I am not a great fan of short stories, so when my friend gave me a whole book full of them by one author I was, to say the least, a little sceptical. Since I am interested in finding out what my friend likes to read, and since I knew this was one of her favourite authors, I decided to give it a go. It’s been waiting a long time on my bookshelf and for that I do apologise to my friend, even though I know she doesn’t mind. 🙂
The book in question is called “Taking Pictures” and it’s by Anne Enright. The book won the Man Booker Prize in 2007.
Anne Enright is Irish, a fact that comes across in the nuances of her writing of this collection of short stories. As I said, I’m not a great fan of short stories. I am more of an epic fantasy type reader and usually enjoy books which come in trilogies or more. That being said, I am also a little bit of what I like to call a ‘Goldilocks’ reader. That is to say, I like stories to be neither too short nor too long. I like them to be just right!
Although I found it a little tricky getting into these stories, once I had a few under my belt and adjusted to her voice in the writing, I found I was trying to find moments to get in a quick read. The fact that all the stories were short did still annoy me greatly, but I think that is more of a testament to Enright’s talent for pulling you into her character’s minds very quickly.
There were some stories which I found just confusing, but yet still quite truthful and deep. I suspect that had a lot to do with the cultural references and turn of phrase that I was unfamiliar with. There were others where I just got really frustrated because I was desperate to know more about the characters. I wanted their full background. I wanted a long and drawn out explanation of what happened next and where their lives ended up. Sadly (for me) Enright only allowed me to have small snippets of pieces of moments in these people’s lives, and quite frankly… it left me wanting!
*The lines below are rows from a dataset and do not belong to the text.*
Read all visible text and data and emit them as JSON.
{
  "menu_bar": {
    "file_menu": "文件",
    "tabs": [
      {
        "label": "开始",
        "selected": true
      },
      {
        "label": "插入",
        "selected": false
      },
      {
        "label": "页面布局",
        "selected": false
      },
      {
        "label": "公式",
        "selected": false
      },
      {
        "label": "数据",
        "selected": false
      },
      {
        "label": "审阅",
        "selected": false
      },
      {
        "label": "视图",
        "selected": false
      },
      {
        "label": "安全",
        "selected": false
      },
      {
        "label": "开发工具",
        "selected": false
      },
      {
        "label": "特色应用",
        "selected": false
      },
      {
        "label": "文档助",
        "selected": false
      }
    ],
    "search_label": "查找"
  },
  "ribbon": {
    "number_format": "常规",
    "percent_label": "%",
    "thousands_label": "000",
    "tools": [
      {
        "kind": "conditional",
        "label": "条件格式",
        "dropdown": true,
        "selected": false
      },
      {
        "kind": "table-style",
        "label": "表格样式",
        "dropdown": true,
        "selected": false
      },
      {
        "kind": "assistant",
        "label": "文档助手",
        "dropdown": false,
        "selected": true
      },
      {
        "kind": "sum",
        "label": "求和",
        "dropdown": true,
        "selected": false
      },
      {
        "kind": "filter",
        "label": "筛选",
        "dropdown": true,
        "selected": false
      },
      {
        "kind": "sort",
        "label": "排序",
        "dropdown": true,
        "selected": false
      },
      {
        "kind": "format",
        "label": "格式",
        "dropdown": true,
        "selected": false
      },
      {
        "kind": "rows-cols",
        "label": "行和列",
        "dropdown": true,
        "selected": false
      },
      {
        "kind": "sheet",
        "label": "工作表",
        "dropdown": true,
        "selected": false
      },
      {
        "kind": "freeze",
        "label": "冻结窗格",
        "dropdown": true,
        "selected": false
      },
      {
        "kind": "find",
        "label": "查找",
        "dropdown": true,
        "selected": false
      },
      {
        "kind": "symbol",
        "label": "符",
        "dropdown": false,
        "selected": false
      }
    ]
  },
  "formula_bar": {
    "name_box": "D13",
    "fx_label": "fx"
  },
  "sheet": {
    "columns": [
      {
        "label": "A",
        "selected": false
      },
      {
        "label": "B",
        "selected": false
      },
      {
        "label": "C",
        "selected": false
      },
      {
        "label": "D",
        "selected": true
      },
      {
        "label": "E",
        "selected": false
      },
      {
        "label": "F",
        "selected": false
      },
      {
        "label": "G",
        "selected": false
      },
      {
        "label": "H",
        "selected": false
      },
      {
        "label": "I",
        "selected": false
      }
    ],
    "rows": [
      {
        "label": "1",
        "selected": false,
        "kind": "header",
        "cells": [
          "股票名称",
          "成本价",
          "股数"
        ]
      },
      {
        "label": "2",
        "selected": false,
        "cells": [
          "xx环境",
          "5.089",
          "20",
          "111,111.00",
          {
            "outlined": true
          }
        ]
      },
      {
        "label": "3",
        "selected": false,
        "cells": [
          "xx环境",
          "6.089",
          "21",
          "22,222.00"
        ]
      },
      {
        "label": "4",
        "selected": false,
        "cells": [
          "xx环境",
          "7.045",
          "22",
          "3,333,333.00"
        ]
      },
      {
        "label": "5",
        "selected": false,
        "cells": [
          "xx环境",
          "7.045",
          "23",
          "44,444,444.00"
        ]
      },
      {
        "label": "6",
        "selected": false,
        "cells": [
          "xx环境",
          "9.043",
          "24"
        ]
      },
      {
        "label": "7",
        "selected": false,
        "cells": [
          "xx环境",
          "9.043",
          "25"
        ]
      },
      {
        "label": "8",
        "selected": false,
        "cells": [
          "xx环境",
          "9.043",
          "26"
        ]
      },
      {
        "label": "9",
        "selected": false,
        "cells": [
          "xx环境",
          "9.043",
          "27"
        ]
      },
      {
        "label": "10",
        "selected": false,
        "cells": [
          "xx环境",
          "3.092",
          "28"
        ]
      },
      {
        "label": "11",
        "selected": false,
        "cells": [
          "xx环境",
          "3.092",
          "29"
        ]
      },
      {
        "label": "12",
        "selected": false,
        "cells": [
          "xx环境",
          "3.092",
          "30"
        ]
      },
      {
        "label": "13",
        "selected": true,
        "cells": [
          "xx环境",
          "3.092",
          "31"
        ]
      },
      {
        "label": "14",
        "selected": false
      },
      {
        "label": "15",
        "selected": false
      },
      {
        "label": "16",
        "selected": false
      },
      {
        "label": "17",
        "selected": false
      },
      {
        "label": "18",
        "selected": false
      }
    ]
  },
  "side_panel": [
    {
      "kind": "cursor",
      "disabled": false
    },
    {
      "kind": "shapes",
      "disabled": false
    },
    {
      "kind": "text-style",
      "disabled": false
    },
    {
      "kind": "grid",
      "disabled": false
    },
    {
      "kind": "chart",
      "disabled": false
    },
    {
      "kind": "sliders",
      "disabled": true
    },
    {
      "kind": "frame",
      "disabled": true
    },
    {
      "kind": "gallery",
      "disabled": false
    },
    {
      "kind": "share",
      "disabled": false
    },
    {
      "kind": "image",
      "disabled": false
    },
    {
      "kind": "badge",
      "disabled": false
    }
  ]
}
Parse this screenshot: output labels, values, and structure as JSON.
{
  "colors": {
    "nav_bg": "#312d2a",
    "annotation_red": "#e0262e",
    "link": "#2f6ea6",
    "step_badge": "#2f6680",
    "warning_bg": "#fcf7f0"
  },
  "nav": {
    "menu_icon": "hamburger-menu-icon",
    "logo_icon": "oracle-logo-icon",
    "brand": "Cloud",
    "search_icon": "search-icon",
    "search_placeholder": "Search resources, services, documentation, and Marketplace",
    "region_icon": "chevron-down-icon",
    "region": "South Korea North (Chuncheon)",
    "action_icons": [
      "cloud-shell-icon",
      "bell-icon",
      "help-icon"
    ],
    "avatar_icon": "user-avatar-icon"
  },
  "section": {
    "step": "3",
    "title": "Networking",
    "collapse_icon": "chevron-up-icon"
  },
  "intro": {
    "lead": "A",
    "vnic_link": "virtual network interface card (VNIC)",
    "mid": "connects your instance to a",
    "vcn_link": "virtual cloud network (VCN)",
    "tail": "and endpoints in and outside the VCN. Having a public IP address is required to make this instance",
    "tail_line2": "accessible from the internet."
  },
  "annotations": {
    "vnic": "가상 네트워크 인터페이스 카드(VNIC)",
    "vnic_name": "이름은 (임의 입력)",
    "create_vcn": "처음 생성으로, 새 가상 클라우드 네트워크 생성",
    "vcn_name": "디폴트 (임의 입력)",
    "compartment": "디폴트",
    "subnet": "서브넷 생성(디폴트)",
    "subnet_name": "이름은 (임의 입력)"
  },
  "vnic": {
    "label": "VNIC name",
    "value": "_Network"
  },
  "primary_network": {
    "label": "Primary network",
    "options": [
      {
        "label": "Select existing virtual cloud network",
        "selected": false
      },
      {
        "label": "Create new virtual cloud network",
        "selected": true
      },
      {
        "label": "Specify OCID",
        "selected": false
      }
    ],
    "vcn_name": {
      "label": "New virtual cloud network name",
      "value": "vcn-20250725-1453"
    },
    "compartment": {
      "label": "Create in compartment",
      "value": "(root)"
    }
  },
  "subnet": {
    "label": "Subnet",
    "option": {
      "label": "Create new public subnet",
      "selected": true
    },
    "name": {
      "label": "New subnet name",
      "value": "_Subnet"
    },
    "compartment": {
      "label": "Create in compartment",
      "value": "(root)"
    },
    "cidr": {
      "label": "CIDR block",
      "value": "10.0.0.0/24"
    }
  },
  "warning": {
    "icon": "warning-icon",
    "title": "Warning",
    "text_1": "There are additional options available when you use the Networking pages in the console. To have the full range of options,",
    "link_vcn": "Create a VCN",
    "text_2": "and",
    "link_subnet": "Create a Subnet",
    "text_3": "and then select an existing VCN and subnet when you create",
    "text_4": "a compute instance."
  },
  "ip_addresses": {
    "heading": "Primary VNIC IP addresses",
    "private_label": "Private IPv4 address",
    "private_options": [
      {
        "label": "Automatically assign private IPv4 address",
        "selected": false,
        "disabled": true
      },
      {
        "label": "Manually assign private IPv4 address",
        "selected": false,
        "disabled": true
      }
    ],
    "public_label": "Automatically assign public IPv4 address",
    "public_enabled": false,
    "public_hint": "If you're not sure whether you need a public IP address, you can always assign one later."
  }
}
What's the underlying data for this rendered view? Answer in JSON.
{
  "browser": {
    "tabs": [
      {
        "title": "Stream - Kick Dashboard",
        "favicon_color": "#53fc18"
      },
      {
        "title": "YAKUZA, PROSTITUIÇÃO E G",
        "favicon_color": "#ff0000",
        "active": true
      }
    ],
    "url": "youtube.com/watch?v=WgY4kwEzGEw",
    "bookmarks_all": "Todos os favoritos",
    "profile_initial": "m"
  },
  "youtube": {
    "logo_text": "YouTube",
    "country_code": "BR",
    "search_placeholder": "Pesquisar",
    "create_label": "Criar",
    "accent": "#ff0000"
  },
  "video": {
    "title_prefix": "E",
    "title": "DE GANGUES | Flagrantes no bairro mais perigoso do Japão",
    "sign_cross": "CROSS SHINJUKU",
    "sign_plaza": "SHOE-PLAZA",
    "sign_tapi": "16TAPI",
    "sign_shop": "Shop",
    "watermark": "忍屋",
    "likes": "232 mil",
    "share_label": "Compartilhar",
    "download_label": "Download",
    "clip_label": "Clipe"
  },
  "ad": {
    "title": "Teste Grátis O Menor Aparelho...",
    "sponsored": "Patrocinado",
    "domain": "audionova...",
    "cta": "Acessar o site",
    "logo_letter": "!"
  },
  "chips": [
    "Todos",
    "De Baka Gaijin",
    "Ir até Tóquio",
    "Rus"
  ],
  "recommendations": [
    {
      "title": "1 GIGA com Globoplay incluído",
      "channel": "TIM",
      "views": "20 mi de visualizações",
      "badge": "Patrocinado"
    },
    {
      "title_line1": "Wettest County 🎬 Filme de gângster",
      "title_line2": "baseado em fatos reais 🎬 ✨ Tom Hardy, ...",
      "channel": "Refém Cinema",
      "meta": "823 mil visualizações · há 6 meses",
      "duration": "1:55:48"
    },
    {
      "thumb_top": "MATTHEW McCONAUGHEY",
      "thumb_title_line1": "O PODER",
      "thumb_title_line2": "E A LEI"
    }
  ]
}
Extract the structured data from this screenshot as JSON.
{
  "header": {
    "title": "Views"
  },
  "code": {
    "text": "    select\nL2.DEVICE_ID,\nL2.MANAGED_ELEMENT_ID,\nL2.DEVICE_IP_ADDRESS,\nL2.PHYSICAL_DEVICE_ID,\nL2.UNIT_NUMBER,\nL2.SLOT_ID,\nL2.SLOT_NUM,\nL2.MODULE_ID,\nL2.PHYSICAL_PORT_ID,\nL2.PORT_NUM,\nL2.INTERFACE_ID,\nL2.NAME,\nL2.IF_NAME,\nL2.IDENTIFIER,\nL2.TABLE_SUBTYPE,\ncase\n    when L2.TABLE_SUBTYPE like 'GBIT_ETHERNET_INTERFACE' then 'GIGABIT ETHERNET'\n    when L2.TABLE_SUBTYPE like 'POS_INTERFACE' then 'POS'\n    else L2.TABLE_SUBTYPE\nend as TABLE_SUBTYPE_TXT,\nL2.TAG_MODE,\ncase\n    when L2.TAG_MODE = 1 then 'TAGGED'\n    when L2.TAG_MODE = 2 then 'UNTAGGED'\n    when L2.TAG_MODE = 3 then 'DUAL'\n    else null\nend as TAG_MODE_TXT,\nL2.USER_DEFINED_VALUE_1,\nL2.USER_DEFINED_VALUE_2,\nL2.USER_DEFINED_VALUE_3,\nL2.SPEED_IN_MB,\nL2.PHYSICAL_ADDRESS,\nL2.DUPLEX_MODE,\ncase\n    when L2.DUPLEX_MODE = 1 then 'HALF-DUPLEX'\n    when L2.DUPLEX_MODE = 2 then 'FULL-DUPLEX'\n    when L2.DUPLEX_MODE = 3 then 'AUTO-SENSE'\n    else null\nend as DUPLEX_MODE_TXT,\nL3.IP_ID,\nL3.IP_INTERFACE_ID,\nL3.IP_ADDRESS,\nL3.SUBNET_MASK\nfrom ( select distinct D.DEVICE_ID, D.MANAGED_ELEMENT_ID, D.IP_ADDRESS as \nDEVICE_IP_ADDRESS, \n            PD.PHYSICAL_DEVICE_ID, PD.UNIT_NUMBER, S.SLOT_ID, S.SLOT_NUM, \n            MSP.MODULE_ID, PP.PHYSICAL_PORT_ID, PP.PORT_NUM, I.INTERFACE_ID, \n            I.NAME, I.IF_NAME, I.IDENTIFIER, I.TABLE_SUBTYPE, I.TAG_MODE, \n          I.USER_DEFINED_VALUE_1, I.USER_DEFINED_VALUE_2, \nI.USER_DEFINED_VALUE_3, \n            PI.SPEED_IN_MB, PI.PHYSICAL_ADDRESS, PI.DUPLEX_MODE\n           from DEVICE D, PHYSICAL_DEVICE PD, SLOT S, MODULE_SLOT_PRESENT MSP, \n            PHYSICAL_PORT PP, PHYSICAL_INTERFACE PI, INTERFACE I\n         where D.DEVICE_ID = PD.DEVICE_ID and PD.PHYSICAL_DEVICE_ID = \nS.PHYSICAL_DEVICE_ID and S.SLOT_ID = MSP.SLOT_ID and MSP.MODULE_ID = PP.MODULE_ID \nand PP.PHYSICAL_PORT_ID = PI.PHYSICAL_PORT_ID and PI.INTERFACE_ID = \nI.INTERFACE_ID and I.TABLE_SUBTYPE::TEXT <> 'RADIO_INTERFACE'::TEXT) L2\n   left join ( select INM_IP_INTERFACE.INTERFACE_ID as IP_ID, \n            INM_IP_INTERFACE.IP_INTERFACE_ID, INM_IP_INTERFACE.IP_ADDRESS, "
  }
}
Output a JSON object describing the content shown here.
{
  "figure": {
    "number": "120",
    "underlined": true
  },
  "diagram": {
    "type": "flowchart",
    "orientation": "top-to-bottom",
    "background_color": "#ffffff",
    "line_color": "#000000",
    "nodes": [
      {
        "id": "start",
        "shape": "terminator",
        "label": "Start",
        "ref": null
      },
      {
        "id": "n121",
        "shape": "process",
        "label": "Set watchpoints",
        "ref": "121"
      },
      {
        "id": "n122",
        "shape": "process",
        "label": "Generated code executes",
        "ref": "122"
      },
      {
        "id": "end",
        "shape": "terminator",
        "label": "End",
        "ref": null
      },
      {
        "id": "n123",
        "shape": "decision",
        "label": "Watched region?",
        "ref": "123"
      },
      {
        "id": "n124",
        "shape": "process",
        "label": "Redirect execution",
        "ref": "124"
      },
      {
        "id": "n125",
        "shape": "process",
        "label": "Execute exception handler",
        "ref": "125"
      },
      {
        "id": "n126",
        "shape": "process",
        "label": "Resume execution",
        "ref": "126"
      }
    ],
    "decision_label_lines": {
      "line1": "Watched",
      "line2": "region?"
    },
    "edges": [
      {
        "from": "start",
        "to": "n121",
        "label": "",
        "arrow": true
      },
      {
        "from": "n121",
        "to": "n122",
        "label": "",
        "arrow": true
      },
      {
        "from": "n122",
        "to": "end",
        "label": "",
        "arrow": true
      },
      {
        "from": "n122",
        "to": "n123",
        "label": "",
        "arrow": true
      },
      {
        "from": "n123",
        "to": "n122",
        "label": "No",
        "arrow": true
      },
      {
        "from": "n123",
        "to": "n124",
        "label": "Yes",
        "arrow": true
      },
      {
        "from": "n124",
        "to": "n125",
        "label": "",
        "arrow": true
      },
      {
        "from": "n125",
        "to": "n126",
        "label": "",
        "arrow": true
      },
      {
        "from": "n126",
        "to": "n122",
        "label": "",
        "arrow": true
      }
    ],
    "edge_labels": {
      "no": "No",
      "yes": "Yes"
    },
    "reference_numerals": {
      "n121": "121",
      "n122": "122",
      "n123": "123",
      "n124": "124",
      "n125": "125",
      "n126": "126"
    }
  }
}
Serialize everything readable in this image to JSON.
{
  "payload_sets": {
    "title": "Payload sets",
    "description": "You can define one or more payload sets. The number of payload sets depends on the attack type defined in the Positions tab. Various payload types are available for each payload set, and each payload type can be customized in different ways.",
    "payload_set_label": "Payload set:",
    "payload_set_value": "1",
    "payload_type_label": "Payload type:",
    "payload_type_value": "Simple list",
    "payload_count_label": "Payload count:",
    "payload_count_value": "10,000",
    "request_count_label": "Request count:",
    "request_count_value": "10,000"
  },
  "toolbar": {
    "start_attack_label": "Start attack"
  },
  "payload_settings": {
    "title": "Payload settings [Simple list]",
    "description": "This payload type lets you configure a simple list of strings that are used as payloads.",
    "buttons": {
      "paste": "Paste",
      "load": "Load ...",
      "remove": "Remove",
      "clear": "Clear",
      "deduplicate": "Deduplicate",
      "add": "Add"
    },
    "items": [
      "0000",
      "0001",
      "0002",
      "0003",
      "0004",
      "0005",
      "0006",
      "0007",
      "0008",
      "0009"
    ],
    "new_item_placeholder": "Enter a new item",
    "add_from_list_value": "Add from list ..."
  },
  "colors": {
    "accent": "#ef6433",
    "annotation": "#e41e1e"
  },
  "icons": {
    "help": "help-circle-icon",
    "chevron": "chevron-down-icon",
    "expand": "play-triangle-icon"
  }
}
How can you not love the incredible, plain and simple truth in a statement like…
“…but it seemed that a week on a cruise liner had the same number of days and nights in it as a week in her kitchen, after all.”
Something about that particular story was very real and touching for me. I am glad I read this book, and although I don’t think I’d ever read it again, and am definitely still more of a fan of the novel than the short story, it really gave me some insight into why my friend loved this book so much. The language is sometimes brutal and has an almost amateur sound to it, but when you concentrate, you can tell that it has in fact been crafted that way. The amount of meaning and picture generation created using so few words is very clever indeed.
I would definitely recommend this book to anyone who would like to get a little insight into the minds of a few different characters as seen by one woman. I also recommend it from the point of view of well written narrative with unique and individual styling.
I am back into a series that I’ve held off reading for a while now in order to get stuck into my list of books that have been awaiting my attention. I think I’m finally at the end of the list now, so I probably won’t do a review for a while. The next big series I will embark on is going to be “Game of Thrones”. I have watched all of the first two seasons of the TV show and absolutely loved it, so I have to read the books now. Of course I’m a bit miffed that I did it the wrong way around in this instance and watched before reading, but hey, these things happen sometimes!